Others find themselves in care if their parents die or have mental health issues that mean they are unable to look after them.

They could also be unaccompanied asylum seeking children.

Jo added: “It’s important to say that it is never a child’s fault for the trauma or abuse they have suffered, they shouldn’t be judged on that, we should be ensuring as a society that children in care get the best possible childhood.

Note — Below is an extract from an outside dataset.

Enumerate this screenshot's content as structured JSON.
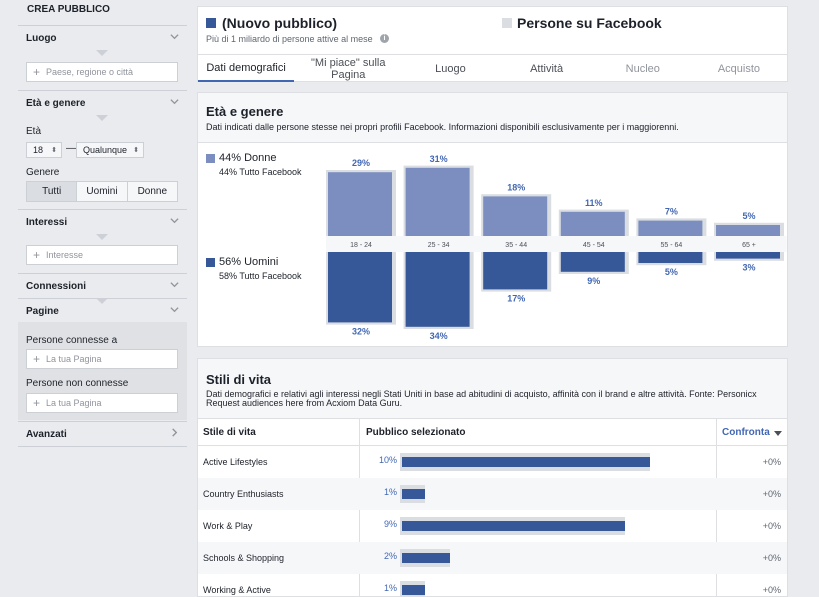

“Children in care are still children so its important to remind ourselves that these are children who need somewhere to live as well as love, kindness and stability.”